When corporations engage with communities, many make the mistake of focusing first on what the community can do for them. I encourage companies not to start with the benefit they get from the community (buy my stuff! design my products! give me feedback!), but instead with the benefits they give to the community.
What can corporations bring to the table that helps communities? Some examples:
• Funding: Companies can invest real money in projects that help the community achieve its goals.
• Gifts: Many communities are in need of assets that individuals can’t buy on their own. Are there assets the company already owns or could buy then give to the community as a gift?
• Time: The company probably has knowledgeable people who might have a lot to offer and could spend on-the-clock time helping on projects that further community goals.
• Connections: Who do people in the organization know and how might these relationships be of value to others in the community?
• Brand power: Could the company use the power of its brand to shine the light on important community efforts, drawing more attention and help to the cause?
This weekend, a story in The New York Times highlighted one example of a company that brought great value to a community in need with a well-timed gift.

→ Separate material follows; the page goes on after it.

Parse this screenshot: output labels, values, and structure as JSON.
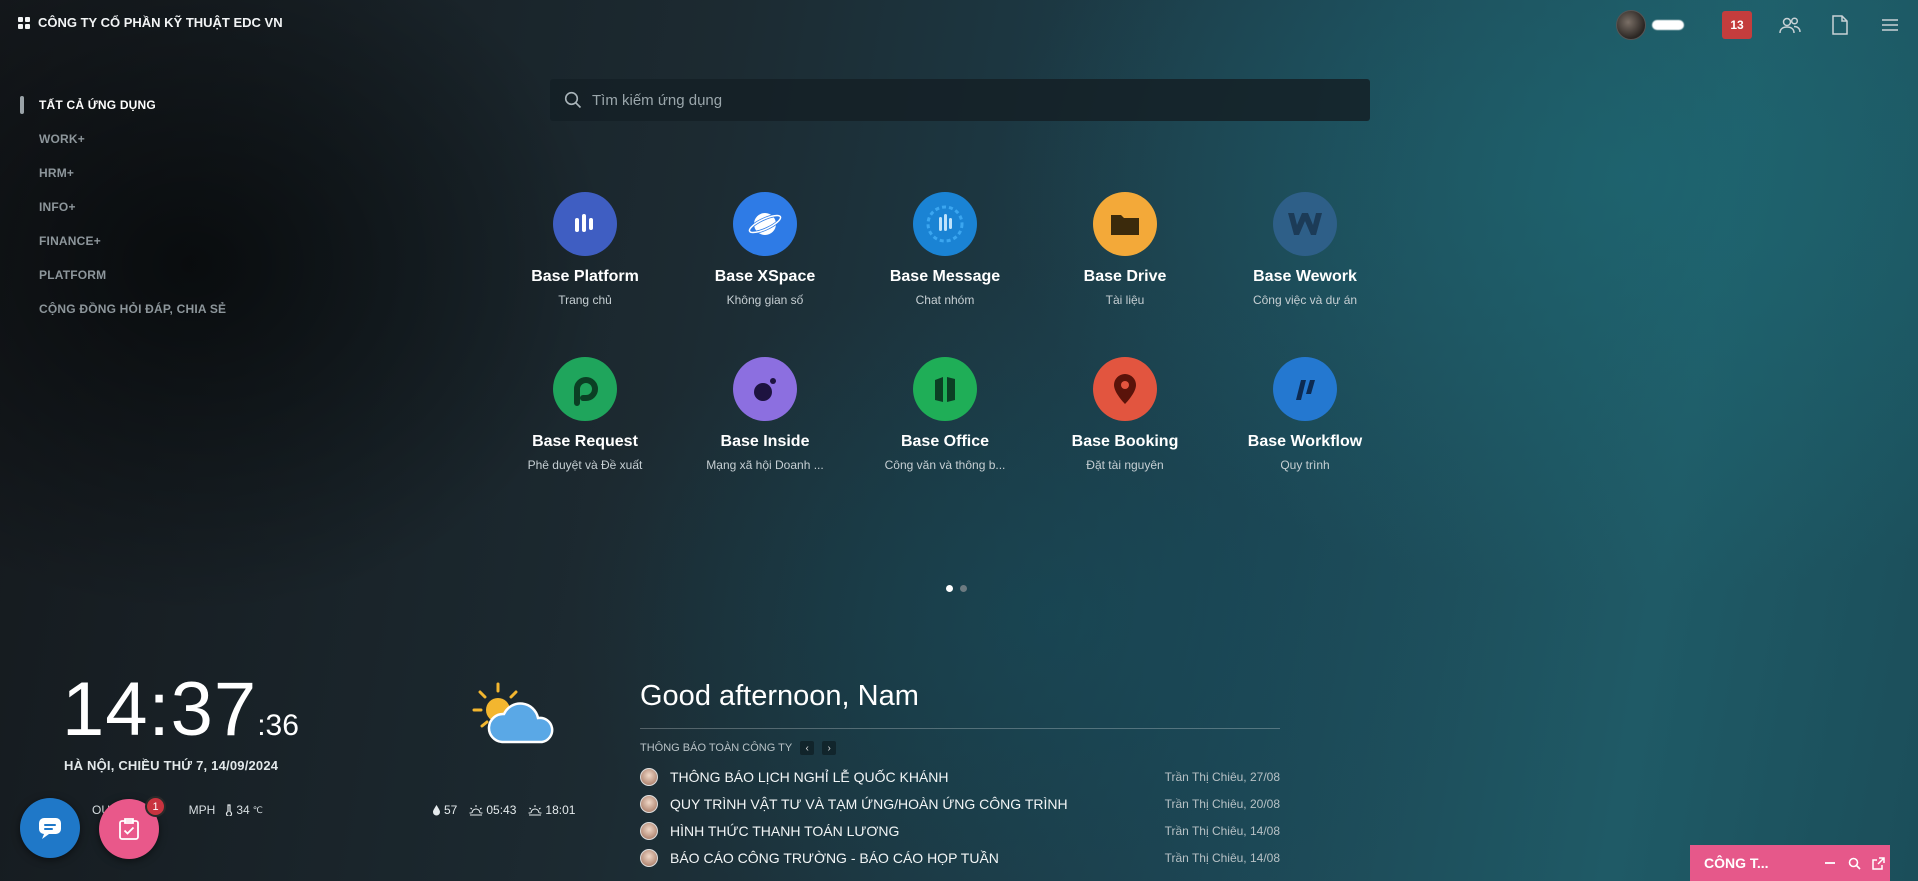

After the March earthquake in Japan, many affected areas had electricity restored relatively quickly. Gasoline, however, still proved hard to come by.
So Mitsubishi president Osamu Masuko donated almost 100 of his company’s i-MiEV electric cars to help ensure people and supplies could keep moving in the affected areas.
This gift, which cost Mitsubishi relatively little, has provided a huge benefit for the affected communities. One story from the article:
“There was almost no gas at the time, so I was extremely thankful when I heard about the offer,” said Tetsuo Ishii, a division chief in the environmental department in Sendai, which also got four Nissan Leaf electric cars. “If we hadn’t received the cars, it would have been very difficult to do what we needed to.”
Mr. Ishii and other officials in Sendai assigned the cars strategically. Two were used to bring food and supplies to the 23 remaining refugee centers in the city, while two others served doctors. Education officials have been using another two vehicles to inspect schools for structural damage. Others helped deliver supplies to kindergartens around the city or were loaned to volunteer groups.
Most corporations would view a gift like this as simple corporate philanthropy. But I believe giving back to communities is much more than a “do good” strategy. I believe it can be good business as well.
Mitsubishi’s story is a case in point. Not only has Mitsubishi garnered goodwill from citizens appreciative of the gift, they have created a wonderful, emotionally-resonant proof point of the practicality and reliability of electric vehicles at a time when many are still questioning how effective they will actually be.
The people at Mitsubishi will not only be able to sleep at night knowing they provided a valuable gift to a community in need, but they will also have a powerful story that can be used for years down the road illustrating the effectiveness and practicality of the electric vehicle.
The community benefits. The company creates value for its shareholders at the same time. In my view, gifts like this where everyone wins are the best gifts of all.
[This article originally appeared on opensource.com]